MATS LILJAS. Conf.875. 395. Conf. p 242–252 15. EspooStockholm.10.4462 ASTM A240 S31803 CR strip HR plate CR/HR CR/HR strip Potential started [16]. An alternative design route for ferritic grades. 50 mm 480 460 450 max. 5th Int. 1995 5. SIS-Pressure vessel commission. ANDERS OLSSON. on Pressure Vessel Technology.5 REFERENCES 1. Coldstretched austenitic stainless steel pressure vessels. p 1157–1165 9. Duplex steels owe their high strength mainly from nitrogen alloying and the fine grain size. MANFRED SCHIRRA.2 Rp1.5 750 25 5.1 11. designations and steel properties. The modern duplex stainless steels combine the best characteristics of ferrite and austenite and optimum design criteria for them will be investigated in a European research project. properties. Conf. Beijing.8 5. Min. Journal of Constructional Steel Research. 46:1–3. JAN JONSON. Scandinavian Journal of Metallurgy 1998. more the lower the temperature. 1998. EU 5th Framework Research and Technological Development Project. San Antonio. 6th Int. Die historischempirische Entwicklung des Gefügediagrammes der CrNi-Stähle. on High Nitrogen Steels. Development of commercial nitrogenrich stainless steels. Scandinavian Journal of Metallurgy 1987. Paper No. Austenitic stainless steels have a very ductile behaviour. Selection of austenitic electrodes for welding of dissimilar metals. 10. p 111– 136 2. Economical and safe design of pressure vessels applying new modern steels. Design criteria for boilers and pressure vessels in the USA. Cold-stretching directions. NACE. Conf. MATS LILJAS. and eventually their yield strength became controlling. on Pressure Vessel Technology. Resulting wall thickness (index).0 Rm A Wall thickness. MATS LILJAS. Chapman & Hall.27 5. J H G MONNYPENNY. p 17–31 3. diverse units. Standard Steel Product EN 10028-7 1. RT EN ENalt ASMErev max. Applications of Stainless Steel ’92. 1998 8. p 601– 620 6. Verband der TÜV. Superaustenitic stainless steels: development. June 1999. 60 years of duplex stainless steel applications. will then be evaluated. JAN JONSON. Corrosion ’94. 97/23/EG Directive on the approximation of the laws of the Member States concerning pressure equipment. on Pressure Vessel Technology. 6 mm max. WERNER E HOFFMANN. 2nd Int. 6th Int. Stahl und Eisen 1992. European Parliament and the Council of the European Union.
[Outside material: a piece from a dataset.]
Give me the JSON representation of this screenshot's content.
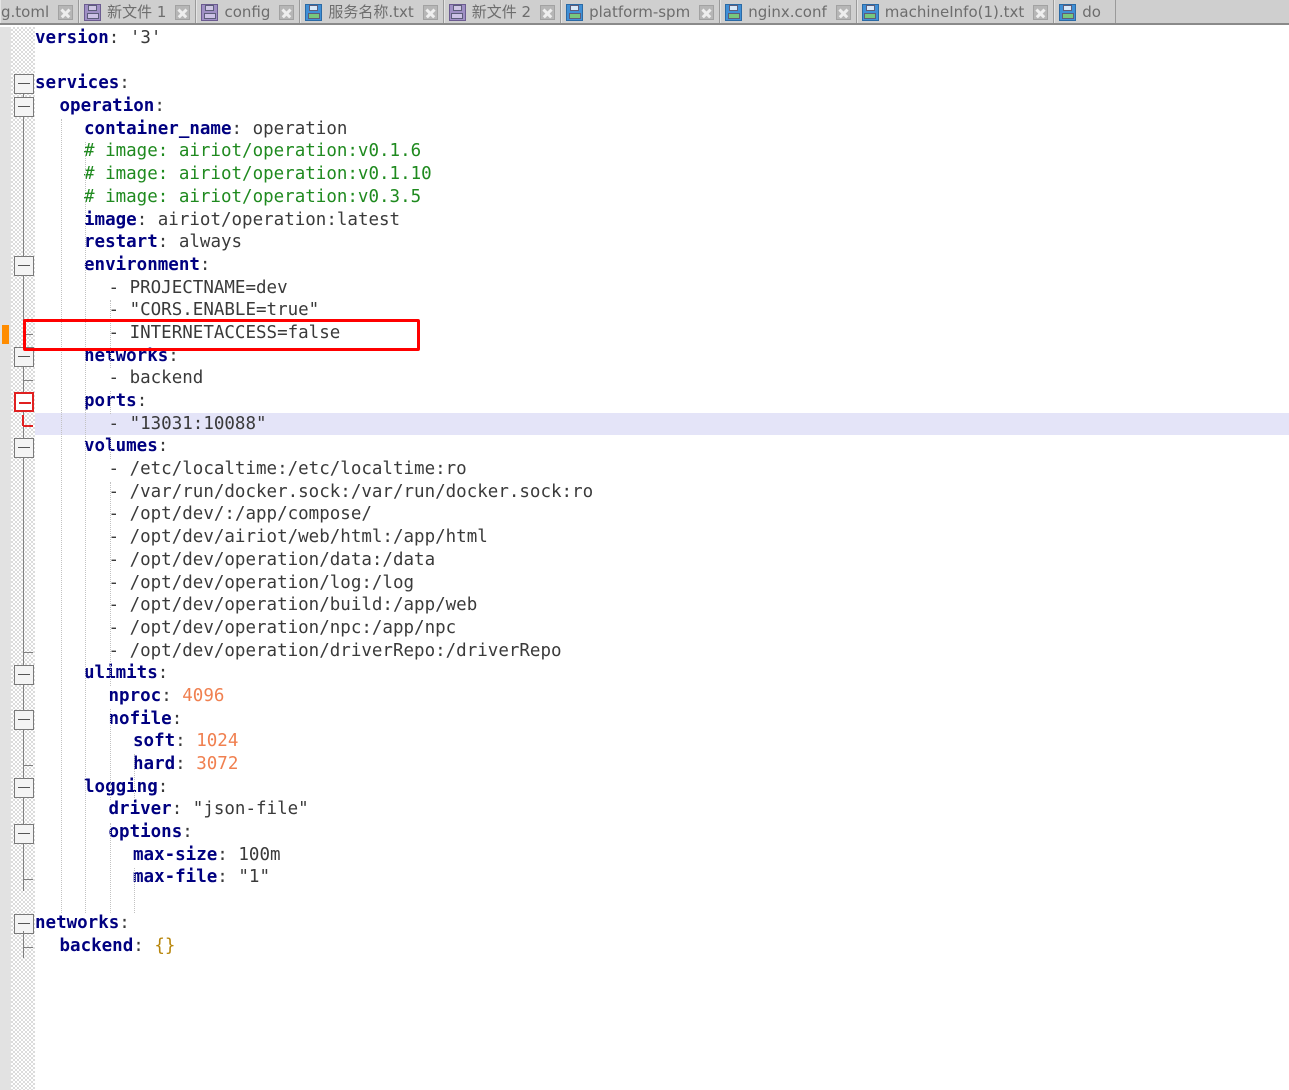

JAN-OLOF NILSSON. 1992. 1988. Design criteria of boilers and pressure vessels in the Federal Republic of Germany. International standardization of stainless steel. By balancing microstructure and strip processing of current standard grades even higher strength properties may be reached for cold and hot rolled strip (Table 4). 1973. Uppdated Jan 2000. p 117–120 7. London 1926. CSD. This article was first presented at Stainless Steel ’99. . 242 16.6 9. Minimum usage temperatures for ferritic steels. MARTIN D BERNSTEIN.acom 1 2000 Table 4. ECOPRESS. 8 mm 500 580 660 640 620 20 25 25 6. JAN OLSSON. Paper No. Beijing.2 8. Stainless iron and steels. Sweden. Italy. 2000– 2002. %) Rp0. 1988. USA. Constitutive modelling of stainless steel. p 842– 851 13. The Welding Journal 1947. 1991 10. CONCLUSIONS • • • • 6 Pressure vessel design criteria were originally based on the brittle behaviour of ferritic steels and their ultimate tensile strength. Standard and potential properties for duplex 22-5-3. ROLF SANDSTRÖM. VdTÜV WB 411 Kaltgestreckte nichtrostende Stähle. fabrication and use. with tensile factor 1. p 215 and 254 4. 75 mm max. 1994 12. RT (N/mm2. 1997 14. Stockholm. Comparison of the EN and ASME codes is complicated by different legal and technical rule structures. A L SCHAEFFLER. Higher strength properties in newer steels are utilised better (15–35%) in the EN code.